* Work order
Filter these entries down to lines holding "icon".

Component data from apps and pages

+++

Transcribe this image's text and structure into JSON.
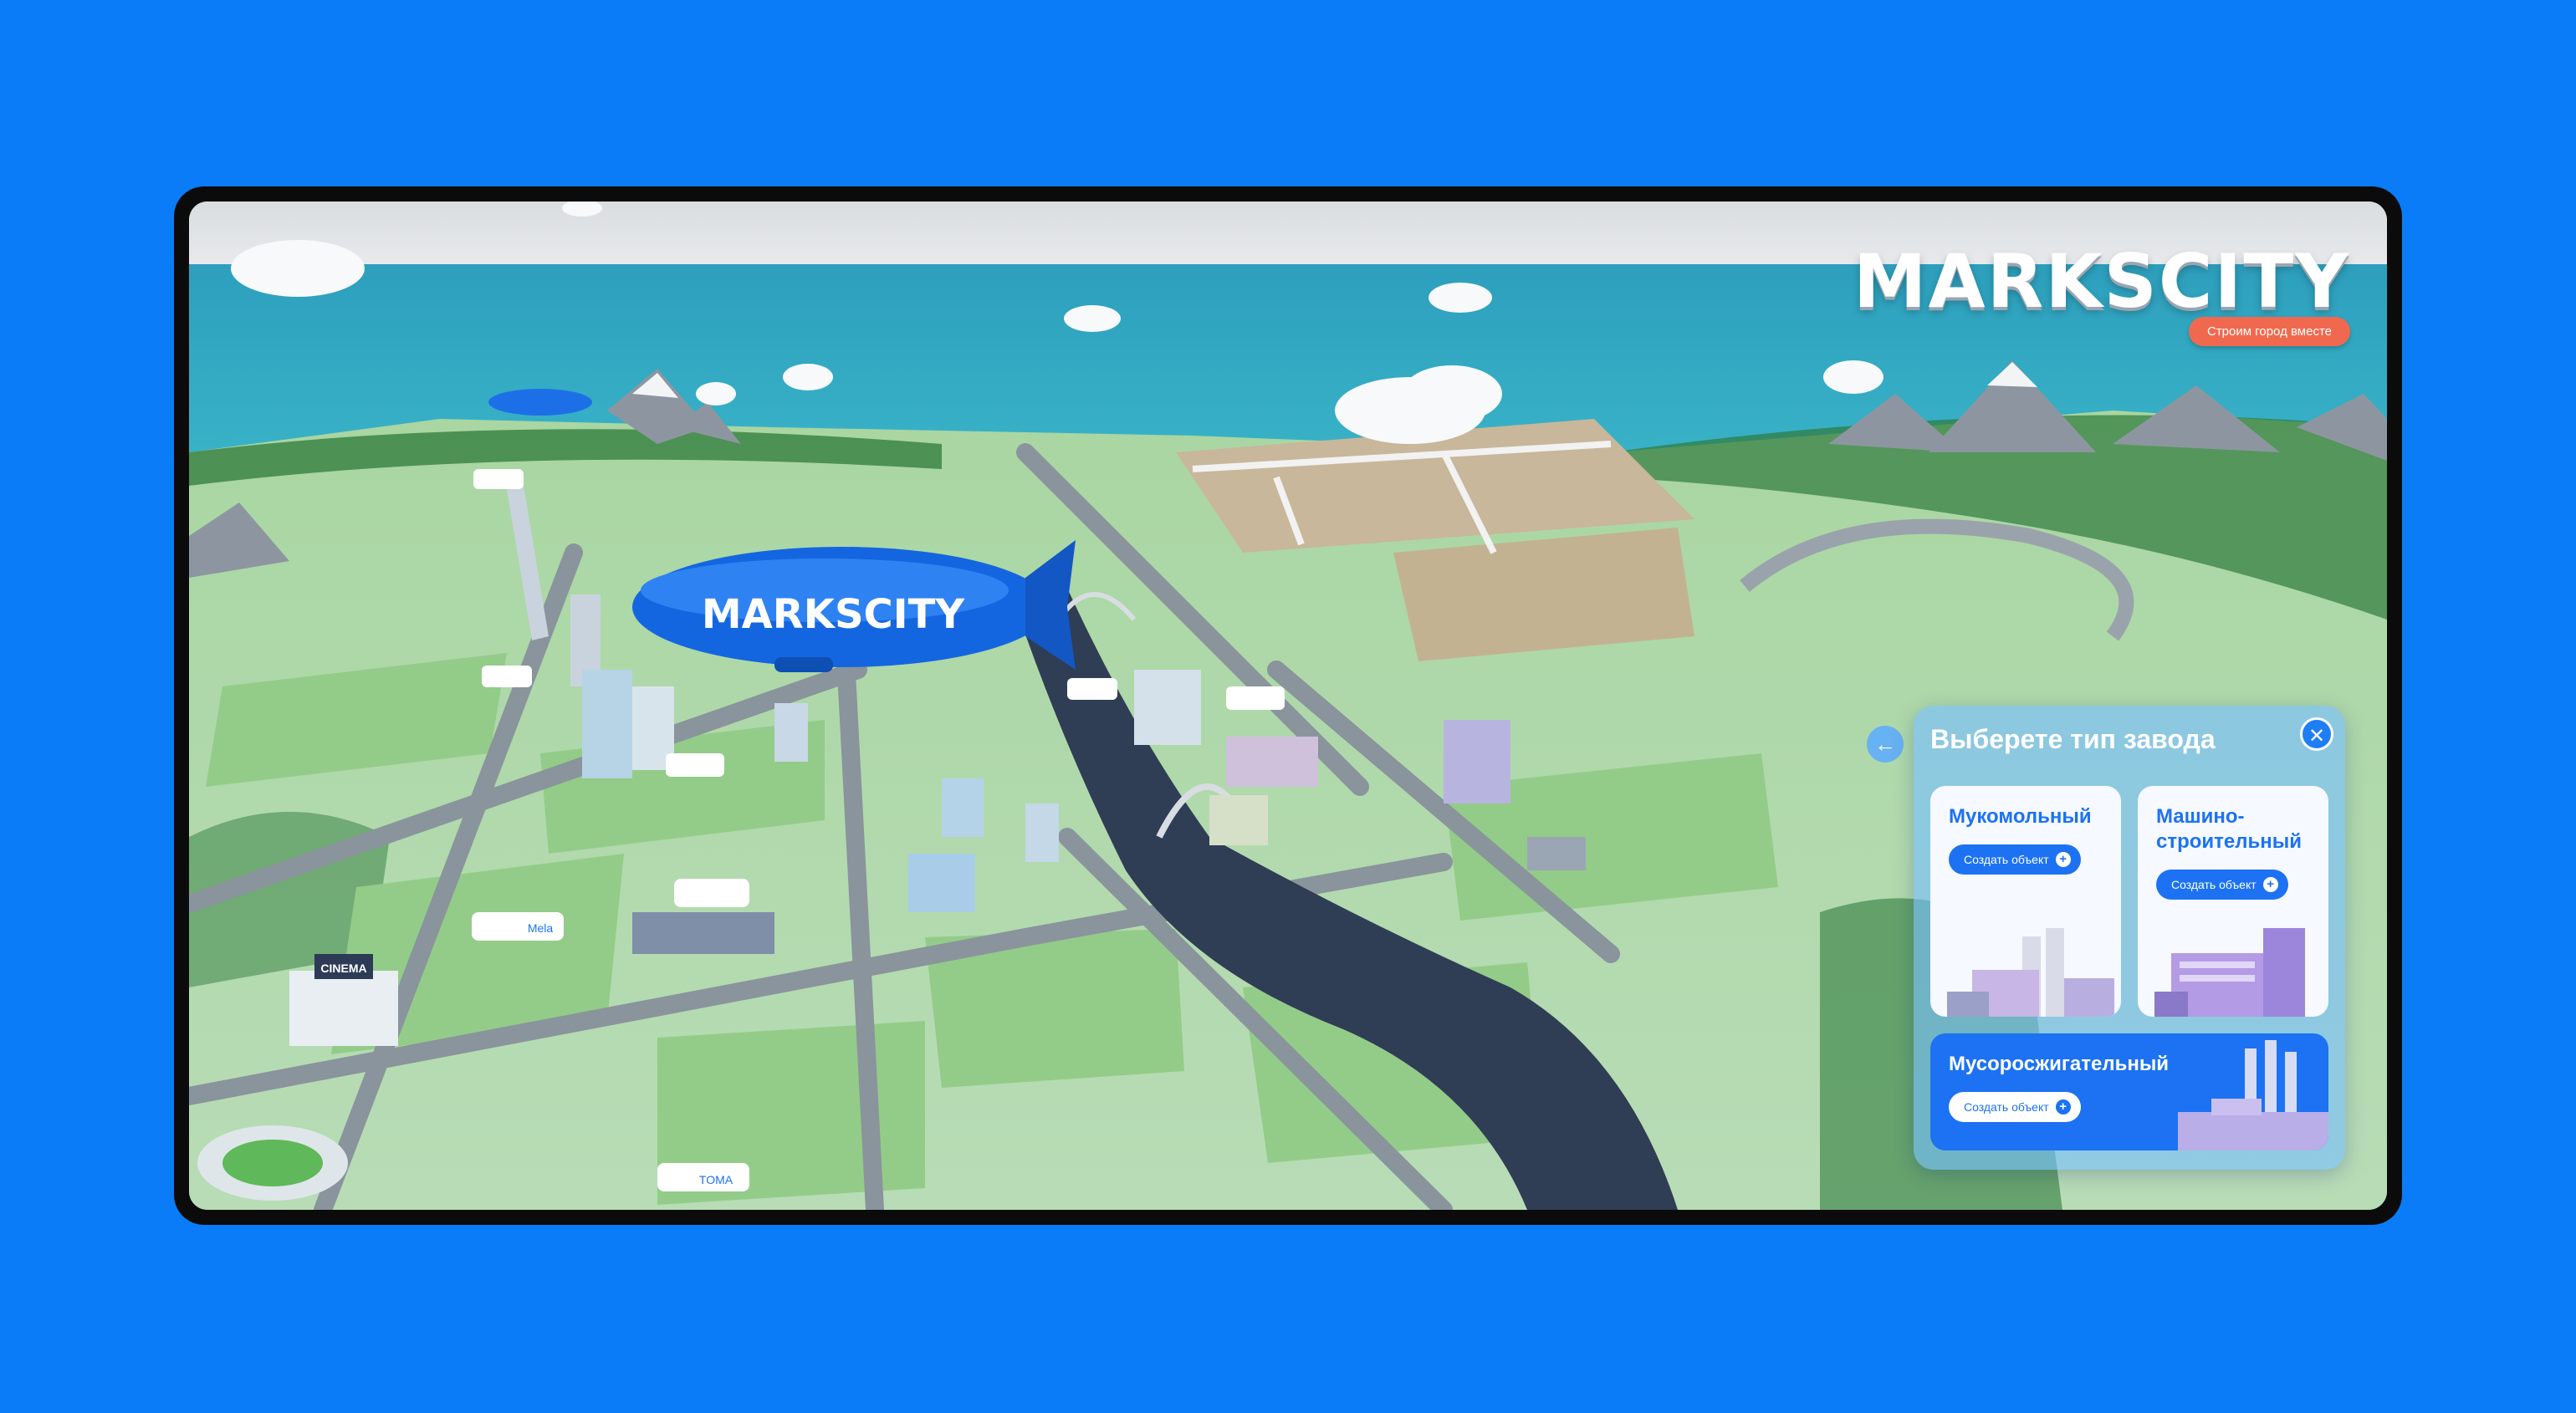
{
  "app": {
    "logo": "MARKSCITY",
    "tagline": "Строим город вместе",
    "airship_label": "MARKSCITY"
  },
  "city_signs": {
    "cinema": "CINEMA",
    "sign_1": "Mela",
    "sign_2": "TOMA"
  },
  "factory_panel": {
    "title": "Выберете тип завода",
    "back_icon": "arrow-left-icon",
    "close_icon": "close-icon",
    "cards": [
      {
        "title": "Мукомольный",
        "button": "Создать объект"
      },
      {
        "title": "Машино-\nстроительный",
        "button": "Создать объект"
      },
      {
        "title": "Мусоросжигательный",
        "button": "Создать объект"
      }
    ]
  },
  "colors": {
    "background": "#0a7cf7",
    "accent": "#1c72f2",
    "tagline": "#f0694f",
    "sea": "#3aa9c4",
    "grass": "#8fc98a"
  }
}
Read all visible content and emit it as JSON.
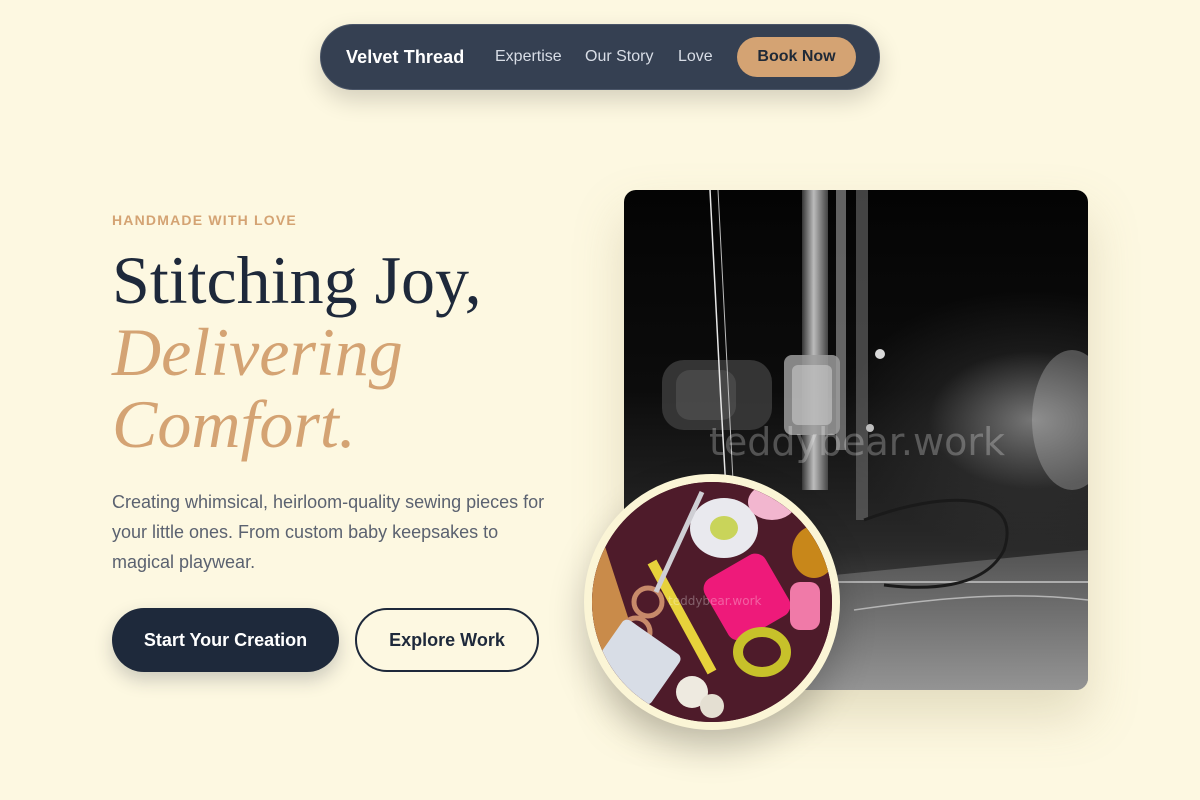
{
  "nav": {
    "brand": "Velvet Thread",
    "links": [
      "Expertise",
      "Our Story",
      "Love"
    ],
    "cta_label": "Book Now"
  },
  "hero": {
    "eyebrow": "HANDMADE WITH LOVE",
    "headline_line1": "Stitching Joy,",
    "headline_accent_line1": "Delivering",
    "headline_accent_line2": "Comfort.",
    "description": "Creating whimsical, heirloom-quality sewing pieces for your little ones. From custom baby keepsakes to magical playwear.",
    "primary_button": "Start Your Creation",
    "secondary_button": "Explore Work"
  },
  "images": {
    "main_watermark": "teddybear.work",
    "circle_watermark": "teddybear.work"
  },
  "colors": {
    "background": "#fdf8e1",
    "nav_bg": "#354052",
    "accent": "#d4a373",
    "dark": "#1e293b"
  }
}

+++

* Expected answer
    "back_icon": "arrow-left-icon",
    "close_icon": "close-icon",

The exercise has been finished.